GIVEN INFORMATION »

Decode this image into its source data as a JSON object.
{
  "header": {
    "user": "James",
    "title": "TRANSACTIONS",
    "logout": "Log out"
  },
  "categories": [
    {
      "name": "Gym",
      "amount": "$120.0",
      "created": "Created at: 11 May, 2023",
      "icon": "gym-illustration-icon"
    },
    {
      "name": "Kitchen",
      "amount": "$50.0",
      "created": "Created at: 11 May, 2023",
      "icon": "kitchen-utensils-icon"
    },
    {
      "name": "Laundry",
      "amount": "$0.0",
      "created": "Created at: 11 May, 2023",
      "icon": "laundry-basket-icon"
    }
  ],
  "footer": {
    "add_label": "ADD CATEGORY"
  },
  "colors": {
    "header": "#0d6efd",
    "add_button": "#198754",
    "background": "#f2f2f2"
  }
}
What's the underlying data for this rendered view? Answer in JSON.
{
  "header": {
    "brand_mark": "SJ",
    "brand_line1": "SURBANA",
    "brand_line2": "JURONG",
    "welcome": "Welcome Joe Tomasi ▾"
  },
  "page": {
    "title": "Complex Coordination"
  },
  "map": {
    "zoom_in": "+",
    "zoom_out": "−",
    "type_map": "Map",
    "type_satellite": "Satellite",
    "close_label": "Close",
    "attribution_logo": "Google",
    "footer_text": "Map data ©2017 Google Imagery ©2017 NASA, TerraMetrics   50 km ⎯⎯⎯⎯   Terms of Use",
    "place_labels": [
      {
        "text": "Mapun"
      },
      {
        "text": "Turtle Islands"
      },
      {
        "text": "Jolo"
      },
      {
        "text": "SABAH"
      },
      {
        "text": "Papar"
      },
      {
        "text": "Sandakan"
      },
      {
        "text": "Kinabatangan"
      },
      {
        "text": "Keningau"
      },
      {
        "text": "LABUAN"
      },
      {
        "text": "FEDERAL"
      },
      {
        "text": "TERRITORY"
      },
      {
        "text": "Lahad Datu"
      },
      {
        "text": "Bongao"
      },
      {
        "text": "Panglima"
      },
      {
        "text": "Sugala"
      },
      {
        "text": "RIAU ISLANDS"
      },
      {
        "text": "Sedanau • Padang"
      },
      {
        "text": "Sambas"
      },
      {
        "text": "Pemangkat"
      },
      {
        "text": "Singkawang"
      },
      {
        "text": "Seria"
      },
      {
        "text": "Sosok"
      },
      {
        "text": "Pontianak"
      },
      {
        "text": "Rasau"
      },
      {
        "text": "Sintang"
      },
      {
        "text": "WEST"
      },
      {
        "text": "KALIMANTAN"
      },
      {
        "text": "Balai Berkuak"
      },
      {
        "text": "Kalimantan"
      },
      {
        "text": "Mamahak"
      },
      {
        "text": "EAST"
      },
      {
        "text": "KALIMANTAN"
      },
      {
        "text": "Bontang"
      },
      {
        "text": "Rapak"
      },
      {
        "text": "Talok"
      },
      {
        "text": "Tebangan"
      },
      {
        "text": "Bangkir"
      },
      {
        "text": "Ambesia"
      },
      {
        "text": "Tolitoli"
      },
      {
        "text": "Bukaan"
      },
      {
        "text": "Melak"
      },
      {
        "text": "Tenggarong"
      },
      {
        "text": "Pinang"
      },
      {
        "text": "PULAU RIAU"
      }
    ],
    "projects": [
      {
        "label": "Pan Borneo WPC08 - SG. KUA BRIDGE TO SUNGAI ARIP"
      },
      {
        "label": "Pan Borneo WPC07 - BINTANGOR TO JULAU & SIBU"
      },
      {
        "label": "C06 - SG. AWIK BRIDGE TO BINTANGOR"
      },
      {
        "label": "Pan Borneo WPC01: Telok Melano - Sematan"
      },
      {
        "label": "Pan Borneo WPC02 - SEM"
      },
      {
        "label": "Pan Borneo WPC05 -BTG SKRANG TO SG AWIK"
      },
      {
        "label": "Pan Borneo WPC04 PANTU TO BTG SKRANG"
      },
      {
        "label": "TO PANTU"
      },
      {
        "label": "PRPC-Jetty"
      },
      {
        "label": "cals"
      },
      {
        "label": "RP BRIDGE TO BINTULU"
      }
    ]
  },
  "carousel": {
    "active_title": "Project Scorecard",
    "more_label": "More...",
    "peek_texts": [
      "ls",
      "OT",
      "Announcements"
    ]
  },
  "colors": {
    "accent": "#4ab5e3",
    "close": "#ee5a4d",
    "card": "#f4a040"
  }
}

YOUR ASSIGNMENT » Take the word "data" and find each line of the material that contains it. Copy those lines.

WRITTEN SOLUTION »
Decode this image into its source data as a JSON object.
What's the underlying data for this rendered view? Answer in JSON.
    "footer_text": "Map data ©2017 Google Imagery ©2017 NASA, TerraMetrics   50 km ⎯⎯⎯⎯   Terms of Use",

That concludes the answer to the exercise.